═════ Data for this task
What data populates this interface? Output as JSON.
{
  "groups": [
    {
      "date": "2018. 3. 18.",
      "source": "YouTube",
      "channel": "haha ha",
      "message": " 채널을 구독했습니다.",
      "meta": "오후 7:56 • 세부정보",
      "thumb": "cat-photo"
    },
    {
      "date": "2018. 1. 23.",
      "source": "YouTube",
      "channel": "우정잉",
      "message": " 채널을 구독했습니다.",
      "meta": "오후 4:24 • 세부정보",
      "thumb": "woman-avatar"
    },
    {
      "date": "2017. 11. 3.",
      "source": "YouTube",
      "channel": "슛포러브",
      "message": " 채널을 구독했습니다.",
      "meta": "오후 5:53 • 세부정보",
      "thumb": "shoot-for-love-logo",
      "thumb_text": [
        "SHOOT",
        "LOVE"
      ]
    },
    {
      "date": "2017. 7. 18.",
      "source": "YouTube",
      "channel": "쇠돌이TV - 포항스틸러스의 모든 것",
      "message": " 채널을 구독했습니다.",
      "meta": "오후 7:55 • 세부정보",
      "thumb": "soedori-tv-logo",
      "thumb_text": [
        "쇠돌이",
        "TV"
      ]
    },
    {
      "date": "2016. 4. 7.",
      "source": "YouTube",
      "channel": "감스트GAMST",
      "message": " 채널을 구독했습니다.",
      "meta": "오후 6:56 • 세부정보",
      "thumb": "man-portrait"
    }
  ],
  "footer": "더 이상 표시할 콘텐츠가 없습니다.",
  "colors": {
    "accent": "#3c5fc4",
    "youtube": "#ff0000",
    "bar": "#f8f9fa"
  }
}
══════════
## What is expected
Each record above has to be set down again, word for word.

## Reply
What data populates this interface? Output as JSON.
{
  "groups": [
    {
      "date": "2018. 3. 18.",
      "source": "YouTube",
      "channel": "haha ha",
      "message": " 채널을 구독했습니다.",
      "meta": "오후 7:56 • 세부정보",
      "thumb": "cat-photo"
    },
    {
      "date": "2018. 1. 23.",
      "source": "YouTube",
      "channel": "우정잉",
      "message": " 채널을 구독했습니다.",
      "meta": "오후 4:24 • 세부정보",
      "thumb": "woman-avatar"
    },
    {
      "date": "2017. 11. 3.",
      "source": "YouTube",
      "channel": "슛포러브",
      "message": " 채널을 구독했습니다.",
      "meta": "오후 5:53 • 세부정보",
      "thumb": "shoot-for-love-logo",
      "thumb_text": [
        "SHOOT",
        "LOVE"
      ]
    },
    {
      "date": "2017. 7. 18.",
      "source": "YouTube",
      "channel": "쇠돌이TV - 포항스틸러스의 모든 것",
      "message": " 채널을 구독했습니다.",
      "meta": "오후 7:55 • 세부정보",
      "thumb": "soedori-tv-logo",
      "thumb_text": [
        "쇠돌이",
        "TV"
      ]
    },
    {
      "date": "2016. 4. 7.",
      "source": "YouTube",
      "channel": "감스트GAMST",
      "message": " 채널을 구독했습니다.",
      "meta": "오후 6:56 • 세부정보",
      "thumb": "man-portrait"
    }
  ],
  "footer": "더 이상 표시할 콘텐츠가 없습니다.",
  "colors": {
    "accent": "#3c5fc4",
    "youtube": "#ff0000",
    "bar": "#f8f9fa"
  }
}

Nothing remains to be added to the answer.